(DESCRIPTION OF THE TASK) Below are records to be output exactly, every one of them.

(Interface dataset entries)

---+---

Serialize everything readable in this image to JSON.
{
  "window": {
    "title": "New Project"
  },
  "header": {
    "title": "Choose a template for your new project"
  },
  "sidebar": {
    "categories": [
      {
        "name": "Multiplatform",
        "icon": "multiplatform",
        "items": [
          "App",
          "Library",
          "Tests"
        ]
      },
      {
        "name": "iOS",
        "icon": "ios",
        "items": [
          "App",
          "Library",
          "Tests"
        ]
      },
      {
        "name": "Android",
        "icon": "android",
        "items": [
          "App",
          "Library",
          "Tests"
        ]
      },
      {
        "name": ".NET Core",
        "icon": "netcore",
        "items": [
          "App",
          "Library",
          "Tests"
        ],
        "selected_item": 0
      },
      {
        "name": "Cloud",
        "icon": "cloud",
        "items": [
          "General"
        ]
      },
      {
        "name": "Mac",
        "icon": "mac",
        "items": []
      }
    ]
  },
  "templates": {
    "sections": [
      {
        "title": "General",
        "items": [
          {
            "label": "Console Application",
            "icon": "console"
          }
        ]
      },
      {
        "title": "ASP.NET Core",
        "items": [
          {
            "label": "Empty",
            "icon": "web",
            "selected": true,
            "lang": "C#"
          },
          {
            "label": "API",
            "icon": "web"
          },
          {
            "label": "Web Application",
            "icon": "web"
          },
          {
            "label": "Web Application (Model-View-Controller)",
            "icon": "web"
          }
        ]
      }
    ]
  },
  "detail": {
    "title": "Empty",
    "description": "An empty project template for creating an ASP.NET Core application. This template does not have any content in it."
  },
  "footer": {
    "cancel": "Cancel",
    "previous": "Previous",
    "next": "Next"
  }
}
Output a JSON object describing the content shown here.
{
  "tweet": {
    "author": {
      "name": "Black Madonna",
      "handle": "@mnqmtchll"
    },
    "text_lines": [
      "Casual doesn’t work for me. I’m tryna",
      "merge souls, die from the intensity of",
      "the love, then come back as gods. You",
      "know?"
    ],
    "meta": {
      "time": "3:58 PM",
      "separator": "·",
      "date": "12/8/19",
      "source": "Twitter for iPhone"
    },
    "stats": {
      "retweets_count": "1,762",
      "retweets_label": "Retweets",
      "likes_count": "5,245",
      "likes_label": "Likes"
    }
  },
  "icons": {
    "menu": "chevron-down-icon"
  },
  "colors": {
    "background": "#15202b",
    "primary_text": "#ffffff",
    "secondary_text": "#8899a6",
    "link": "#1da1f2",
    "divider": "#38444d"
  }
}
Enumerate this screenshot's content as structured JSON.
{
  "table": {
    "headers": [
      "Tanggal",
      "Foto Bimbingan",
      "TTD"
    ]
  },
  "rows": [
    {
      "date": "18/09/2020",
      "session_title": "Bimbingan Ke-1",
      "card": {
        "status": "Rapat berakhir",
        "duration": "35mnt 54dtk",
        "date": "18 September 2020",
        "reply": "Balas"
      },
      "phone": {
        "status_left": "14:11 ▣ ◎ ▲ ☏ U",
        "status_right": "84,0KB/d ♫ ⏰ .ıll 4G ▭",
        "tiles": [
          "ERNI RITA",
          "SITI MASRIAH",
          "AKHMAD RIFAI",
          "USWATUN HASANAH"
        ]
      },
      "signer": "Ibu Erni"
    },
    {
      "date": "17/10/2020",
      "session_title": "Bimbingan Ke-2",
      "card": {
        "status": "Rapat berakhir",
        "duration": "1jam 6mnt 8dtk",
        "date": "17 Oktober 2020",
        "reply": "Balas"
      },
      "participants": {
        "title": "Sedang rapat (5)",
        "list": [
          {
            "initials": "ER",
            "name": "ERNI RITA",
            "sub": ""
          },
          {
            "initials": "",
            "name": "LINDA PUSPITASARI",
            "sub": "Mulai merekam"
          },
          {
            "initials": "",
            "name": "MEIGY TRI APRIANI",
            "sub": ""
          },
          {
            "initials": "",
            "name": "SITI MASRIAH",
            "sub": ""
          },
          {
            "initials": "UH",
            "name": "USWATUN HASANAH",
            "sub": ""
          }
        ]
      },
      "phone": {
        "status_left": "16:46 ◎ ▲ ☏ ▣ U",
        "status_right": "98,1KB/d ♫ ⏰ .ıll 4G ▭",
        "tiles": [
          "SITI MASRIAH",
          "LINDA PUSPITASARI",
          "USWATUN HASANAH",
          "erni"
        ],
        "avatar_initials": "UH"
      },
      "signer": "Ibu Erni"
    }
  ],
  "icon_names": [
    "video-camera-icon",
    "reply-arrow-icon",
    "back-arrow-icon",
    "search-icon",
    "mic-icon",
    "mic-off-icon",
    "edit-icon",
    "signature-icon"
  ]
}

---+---

(RESPONSE FOR THIS EXERCISE)
Serialize everything readable in this image to JSON.
{
  "window": {
    "title": "New Project"
  },
  "header": {
    "title": "Choose a template for your new project"
  },
  "sidebar": {
    "categories": [
      {
        "name": "Multiplatform",
        "icon": "multiplatform",
        "items": [
          "App",
          "Library",
          "Tests"
        ]
      },
      {
        "name": "iOS",
        "icon": "ios",
        "items": [
          "App",
          "Library",
          "Tests"
        ]
      },
      {
        "name": "Android",
        "icon": "android",
        "items": [
          "App",
          "Library",
          "Tests"
        ]
      },
      {
        "name": ".NET Core",
        "icon": "netcore",
        "items": [
          "App",
          "Library",
          "Tests"
        ],
        "selected_item": 0
      },
      {
        "name": "Cloud",
        "icon": "cloud",
        "items": [
          "General"
        ]
      },
      {
        "name": "Mac",
        "icon": "mac",
        "items": []
      }
    ]
  },
  "templates": {
    "sections": [
      {
        "title": "General",
        "items": [
          {
            "label": "Console Application",
            "icon": "console"
          }
        ]
      },
      {
        "title": "ASP.NET Core",
        "items": [
          {
            "label": "Empty",
            "icon": "web",
            "selected": true,
            "lang": "C#"
          },
          {
            "label": "API",
            "icon": "web"
          },
          {
            "label": "Web Application",
            "icon": "web"
          },
          {
            "label": "Web Application (Model-View-Controller)",
            "icon": "web"
          }
        ]
      }
    ]
  },
  "detail": {
    "title": "Empty",
    "description": "An empty project template for creating an ASP.NET Core application. This template does not have any content in it."
  },
  "footer": {
    "cancel": "Cancel",
    "previous": "Previous",
    "next": "Next"
  }
}
Output a JSON object describing the content shown here.
{
  "tweet": {
    "author": {
      "name": "Black Madonna",
      "handle": "@mnqmtchll"
    },
    "text_lines": [
      "Casual doesn’t work for me. I’m tryna",
      "merge souls, die from the intensity of",
      "the love, then come back as gods. You",
      "know?"
    ],
    "meta": {
      "time": "3:58 PM",
      "separator": "·",
      "date": "12/8/19",
      "source": "Twitter for iPhone"
    },
    "stats": {
      "retweets_count": "1,762",
      "retweets_label": "Retweets",
      "likes_count": "5,245",
      "likes_label": "Likes"
    }
  },
  "icons": {
    "menu": "chevron-down-icon"
  },
  "colors": {
    "background": "#15202b",
    "primary_text": "#ffffff",
    "secondary_text": "#8899a6",
    "link": "#1da1f2",
    "divider": "#38444d"
  }
}
Enumerate this screenshot's content as structured JSON.
{
  "table": {
    "headers": [
      "Tanggal",
      "Foto Bimbingan",
      "TTD"
    ]
  },
  "rows": [
    {
      "date": "18/09/2020",
      "session_title": "Bimbingan Ke-1",
      "card": {
        "status": "Rapat berakhir",
        "duration": "35mnt 54dtk",
        "date": "18 September 2020",
        "reply": "Balas"
      },
      "phone": {
        "status_left": "14:11 ▣ ◎ ▲ ☏ U",
        "status_right": "84,0KB/d ♫ ⏰ .ıll 4G ▭",
        "tiles": [
          "ERNI RITA",
          "SITI MASRIAH",
          "AKHMAD RIFAI",
          "USWATUN HASANAH"
        ]
      },
      "signer": "Ibu Erni"
    },
    {
      "date": "17/10/2020",
      "session_title": "Bimbingan Ke-2",
      "card": {
        "status": "Rapat berakhir",
        "duration": "1jam 6mnt 8dtk",
        "date": "17 Oktober 2020",
        "reply": "Balas"
      },
      "participants": {
        "title": "Sedang rapat (5)",
        "list": [
          {
            "initials": "ER",
            "name": "ERNI RITA",
            "sub": ""
          },
          {
            "initials": "",
            "name": "LINDA PUSPITASARI",
            "sub": "Mulai merekam"
          },
          {
            "initials": "",
            "name": "MEIGY TRI APRIANI",
            "sub": ""
          },
          {
            "initials": "",
            "name": "SITI MASRIAH",
            "sub": ""
          },
          {
            "initials": "UH",
            "name": "USWATUN HASANAH",
            "sub": ""
          }
        ]
      },
      "phone": {
        "status_left": "16:46 ◎ ▲ ☏ ▣ U",
        "status_right": "98,1KB/d ♫ ⏰ .ıll 4G ▭",
        "tiles": [
          "SITI MASRIAH",
          "LINDA PUSPITASARI",
          "USWATUN HASANAH",
          "erni"
        ],
        "avatar_initials": "UH"
      },
      "signer": "Ibu Erni"
    }
  ],
  "icon_names": [
    "video-camera-icon",
    "reply-arrow-icon",
    "back-arrow-icon",
    "search-icon",
    "mic-icon",
    "mic-off-icon",
    "edit-icon",
    "signature-icon"
  ]
}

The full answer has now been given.